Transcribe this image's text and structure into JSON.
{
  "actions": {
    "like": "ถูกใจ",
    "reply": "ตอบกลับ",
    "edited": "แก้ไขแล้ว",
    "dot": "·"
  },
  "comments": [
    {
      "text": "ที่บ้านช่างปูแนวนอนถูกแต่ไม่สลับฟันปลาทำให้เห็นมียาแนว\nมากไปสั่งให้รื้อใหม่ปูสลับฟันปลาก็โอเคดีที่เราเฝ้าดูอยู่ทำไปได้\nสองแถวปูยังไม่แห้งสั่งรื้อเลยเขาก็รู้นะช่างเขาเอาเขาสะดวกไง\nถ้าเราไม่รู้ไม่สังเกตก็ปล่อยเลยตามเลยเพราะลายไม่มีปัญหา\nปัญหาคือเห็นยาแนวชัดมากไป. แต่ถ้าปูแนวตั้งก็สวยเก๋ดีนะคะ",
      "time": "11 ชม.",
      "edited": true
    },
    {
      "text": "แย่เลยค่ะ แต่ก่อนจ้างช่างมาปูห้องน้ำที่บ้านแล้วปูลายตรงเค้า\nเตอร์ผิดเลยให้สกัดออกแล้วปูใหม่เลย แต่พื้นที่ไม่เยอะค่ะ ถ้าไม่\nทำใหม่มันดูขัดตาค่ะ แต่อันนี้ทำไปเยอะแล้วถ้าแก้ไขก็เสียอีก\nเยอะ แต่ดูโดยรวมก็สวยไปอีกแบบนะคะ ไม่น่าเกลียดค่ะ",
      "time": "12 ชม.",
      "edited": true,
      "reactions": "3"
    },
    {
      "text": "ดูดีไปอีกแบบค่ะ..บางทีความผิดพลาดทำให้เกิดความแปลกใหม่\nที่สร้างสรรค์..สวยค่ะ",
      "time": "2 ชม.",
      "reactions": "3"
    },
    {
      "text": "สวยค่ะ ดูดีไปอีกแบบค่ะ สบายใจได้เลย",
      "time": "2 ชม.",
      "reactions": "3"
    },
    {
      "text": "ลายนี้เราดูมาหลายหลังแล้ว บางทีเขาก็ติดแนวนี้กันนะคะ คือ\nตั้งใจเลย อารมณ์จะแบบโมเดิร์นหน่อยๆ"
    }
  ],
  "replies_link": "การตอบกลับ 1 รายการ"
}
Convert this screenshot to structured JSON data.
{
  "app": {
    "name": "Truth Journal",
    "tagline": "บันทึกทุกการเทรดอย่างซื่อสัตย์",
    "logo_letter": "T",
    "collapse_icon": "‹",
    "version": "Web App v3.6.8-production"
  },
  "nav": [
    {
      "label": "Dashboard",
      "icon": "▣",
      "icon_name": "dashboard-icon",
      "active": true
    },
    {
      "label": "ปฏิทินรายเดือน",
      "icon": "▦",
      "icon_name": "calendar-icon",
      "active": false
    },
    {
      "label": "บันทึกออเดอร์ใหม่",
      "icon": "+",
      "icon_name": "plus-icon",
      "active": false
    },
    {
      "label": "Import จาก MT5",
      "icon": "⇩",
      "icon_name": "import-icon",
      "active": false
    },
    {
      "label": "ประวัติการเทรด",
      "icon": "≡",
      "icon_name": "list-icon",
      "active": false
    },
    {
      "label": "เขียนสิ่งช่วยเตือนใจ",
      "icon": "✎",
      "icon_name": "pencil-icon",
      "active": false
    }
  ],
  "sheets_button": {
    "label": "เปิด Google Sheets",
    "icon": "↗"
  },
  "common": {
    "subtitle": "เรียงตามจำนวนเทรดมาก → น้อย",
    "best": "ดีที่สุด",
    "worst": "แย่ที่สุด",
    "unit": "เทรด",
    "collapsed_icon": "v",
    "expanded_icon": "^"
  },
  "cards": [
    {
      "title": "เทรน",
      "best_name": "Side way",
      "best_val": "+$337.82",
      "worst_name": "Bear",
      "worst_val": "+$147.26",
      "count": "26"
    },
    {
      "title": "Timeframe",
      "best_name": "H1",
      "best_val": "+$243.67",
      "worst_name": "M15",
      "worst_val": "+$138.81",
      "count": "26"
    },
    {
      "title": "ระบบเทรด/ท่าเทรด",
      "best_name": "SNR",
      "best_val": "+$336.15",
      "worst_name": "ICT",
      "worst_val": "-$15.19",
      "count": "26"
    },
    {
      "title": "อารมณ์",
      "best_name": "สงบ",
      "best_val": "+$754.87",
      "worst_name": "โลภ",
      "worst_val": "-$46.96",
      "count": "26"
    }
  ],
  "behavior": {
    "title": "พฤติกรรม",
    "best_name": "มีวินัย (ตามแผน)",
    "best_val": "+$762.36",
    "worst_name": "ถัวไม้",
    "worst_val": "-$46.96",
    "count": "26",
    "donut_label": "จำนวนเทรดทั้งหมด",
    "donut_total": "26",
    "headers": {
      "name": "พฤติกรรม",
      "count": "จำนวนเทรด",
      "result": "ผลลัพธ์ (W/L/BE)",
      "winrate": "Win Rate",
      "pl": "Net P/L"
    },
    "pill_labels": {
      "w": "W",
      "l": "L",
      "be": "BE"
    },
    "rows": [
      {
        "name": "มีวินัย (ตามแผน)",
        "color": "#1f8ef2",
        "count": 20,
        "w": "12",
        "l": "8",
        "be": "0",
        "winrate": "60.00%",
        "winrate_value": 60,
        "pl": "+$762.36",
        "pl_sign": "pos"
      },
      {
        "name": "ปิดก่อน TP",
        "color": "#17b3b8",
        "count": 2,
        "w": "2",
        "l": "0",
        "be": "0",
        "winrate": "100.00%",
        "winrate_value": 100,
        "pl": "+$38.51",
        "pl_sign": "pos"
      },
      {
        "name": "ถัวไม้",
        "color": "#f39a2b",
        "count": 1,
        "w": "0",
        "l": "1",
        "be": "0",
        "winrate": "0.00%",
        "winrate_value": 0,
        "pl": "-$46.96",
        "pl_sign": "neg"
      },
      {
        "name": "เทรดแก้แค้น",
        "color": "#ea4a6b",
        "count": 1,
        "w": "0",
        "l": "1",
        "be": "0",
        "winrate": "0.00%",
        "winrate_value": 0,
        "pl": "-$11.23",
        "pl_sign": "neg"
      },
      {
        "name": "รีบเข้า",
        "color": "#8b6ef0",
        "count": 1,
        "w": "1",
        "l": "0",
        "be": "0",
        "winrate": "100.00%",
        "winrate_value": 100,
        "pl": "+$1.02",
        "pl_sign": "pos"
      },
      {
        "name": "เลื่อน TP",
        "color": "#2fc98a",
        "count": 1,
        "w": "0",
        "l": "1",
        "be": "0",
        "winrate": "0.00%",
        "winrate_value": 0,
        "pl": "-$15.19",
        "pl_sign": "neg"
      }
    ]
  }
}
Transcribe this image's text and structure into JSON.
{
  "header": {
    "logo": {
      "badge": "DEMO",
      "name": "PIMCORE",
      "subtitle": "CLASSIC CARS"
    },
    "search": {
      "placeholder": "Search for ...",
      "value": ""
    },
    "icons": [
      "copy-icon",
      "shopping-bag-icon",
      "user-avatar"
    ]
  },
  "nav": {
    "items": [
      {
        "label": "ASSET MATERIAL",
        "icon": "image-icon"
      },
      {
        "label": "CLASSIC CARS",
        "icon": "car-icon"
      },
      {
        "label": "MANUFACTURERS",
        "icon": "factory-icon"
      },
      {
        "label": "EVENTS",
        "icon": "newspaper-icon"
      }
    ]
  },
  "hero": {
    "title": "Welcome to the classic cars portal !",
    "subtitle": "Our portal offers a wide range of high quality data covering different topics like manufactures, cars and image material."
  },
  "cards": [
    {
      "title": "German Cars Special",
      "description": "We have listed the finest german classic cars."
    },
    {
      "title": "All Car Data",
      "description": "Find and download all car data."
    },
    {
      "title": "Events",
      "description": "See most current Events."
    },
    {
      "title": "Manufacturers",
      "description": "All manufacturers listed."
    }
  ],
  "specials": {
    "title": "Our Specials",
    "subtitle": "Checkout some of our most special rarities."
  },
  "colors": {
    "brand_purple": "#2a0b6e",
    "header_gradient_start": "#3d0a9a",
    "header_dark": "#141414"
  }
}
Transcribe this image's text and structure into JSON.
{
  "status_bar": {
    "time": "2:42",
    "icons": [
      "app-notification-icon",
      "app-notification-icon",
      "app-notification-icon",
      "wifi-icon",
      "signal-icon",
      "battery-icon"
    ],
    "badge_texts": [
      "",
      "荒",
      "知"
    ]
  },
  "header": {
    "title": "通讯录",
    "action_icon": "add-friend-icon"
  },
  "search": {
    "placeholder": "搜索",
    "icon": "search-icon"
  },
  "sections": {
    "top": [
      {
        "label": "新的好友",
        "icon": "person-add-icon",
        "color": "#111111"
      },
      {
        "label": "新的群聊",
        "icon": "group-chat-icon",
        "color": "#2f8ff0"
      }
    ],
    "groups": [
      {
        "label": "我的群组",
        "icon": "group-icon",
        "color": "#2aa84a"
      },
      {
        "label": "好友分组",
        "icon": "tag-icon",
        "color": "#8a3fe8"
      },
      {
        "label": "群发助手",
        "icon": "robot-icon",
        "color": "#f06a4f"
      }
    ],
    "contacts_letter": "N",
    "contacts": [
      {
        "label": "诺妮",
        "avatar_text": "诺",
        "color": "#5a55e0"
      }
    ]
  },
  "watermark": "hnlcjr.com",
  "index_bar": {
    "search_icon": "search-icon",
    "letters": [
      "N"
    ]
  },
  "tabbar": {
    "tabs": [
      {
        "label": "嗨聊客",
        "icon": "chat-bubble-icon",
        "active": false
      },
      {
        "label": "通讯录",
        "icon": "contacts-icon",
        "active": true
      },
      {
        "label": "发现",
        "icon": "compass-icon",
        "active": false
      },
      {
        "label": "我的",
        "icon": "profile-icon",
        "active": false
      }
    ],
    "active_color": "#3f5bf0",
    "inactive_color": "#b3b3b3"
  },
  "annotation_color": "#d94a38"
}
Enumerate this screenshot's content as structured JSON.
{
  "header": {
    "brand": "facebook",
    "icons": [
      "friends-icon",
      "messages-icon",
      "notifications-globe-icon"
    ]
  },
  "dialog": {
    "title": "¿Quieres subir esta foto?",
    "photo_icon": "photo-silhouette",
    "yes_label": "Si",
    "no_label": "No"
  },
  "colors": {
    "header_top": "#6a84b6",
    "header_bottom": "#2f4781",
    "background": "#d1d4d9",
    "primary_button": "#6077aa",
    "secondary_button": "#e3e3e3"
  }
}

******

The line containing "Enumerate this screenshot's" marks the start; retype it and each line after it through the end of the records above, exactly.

RESULT:
Enumerate this screenshot's content as structured JSON.
{
  "header": {
    "brand": "facebook",
    "icons": [
      "friends-icon",
      "messages-icon",
      "notifications-globe-icon"
    ]
  },
  "dialog": {
    "title": "¿Quieres subir esta foto?",
    "photo_icon": "photo-silhouette",
    "yes_label": "Si",
    "no_label": "No"
  },
  "colors": {
    "header_top": "#6a84b6",
    "header_bottom": "#2f4781",
    "background": "#d1d4d9",
    "primary_button": "#6077aa",
    "secondary_button": "#e3e3e3"
  }
}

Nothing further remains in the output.